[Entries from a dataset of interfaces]
◇ ◇ ◇ ◇
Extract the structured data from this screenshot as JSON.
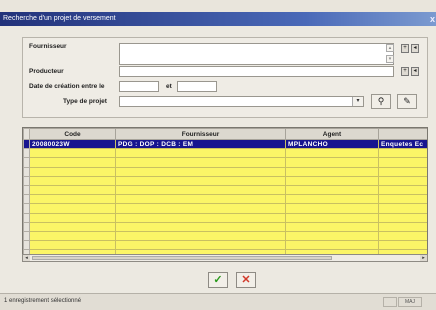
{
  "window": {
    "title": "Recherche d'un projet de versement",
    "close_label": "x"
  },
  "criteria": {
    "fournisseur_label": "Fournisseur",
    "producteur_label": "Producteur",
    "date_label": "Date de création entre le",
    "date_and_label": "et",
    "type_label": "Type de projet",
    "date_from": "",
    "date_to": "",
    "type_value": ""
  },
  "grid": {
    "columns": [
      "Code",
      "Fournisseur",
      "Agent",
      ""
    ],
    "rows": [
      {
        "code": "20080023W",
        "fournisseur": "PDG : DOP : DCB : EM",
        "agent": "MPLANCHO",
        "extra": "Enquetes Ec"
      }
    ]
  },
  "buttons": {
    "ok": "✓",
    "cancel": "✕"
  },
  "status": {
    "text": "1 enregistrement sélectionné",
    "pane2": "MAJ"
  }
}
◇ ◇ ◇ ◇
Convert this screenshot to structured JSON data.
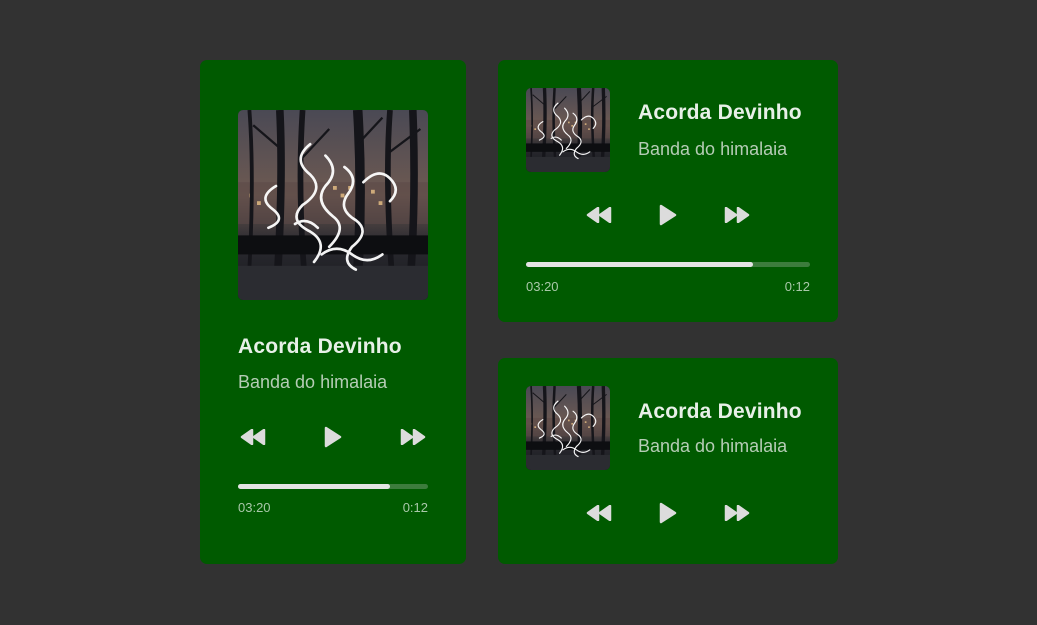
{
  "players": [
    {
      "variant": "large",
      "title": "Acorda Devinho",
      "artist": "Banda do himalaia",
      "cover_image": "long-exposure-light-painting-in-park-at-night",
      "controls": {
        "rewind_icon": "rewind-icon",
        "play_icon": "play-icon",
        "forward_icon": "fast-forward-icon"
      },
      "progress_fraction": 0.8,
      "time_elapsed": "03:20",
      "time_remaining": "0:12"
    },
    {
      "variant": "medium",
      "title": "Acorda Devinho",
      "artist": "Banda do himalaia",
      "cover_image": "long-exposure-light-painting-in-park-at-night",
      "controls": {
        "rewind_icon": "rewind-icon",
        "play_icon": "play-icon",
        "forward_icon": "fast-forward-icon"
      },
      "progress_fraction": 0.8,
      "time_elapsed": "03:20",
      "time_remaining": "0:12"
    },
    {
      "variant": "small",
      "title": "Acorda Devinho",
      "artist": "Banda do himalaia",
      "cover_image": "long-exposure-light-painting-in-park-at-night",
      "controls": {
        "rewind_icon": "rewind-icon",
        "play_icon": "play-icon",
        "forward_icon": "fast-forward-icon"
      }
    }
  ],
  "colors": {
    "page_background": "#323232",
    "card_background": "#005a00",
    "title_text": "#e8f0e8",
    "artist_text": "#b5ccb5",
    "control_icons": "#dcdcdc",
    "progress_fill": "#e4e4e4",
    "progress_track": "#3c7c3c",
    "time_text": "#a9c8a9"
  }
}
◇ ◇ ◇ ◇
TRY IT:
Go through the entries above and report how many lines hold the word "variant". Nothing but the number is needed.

OUTPUT OF THE TASK:
3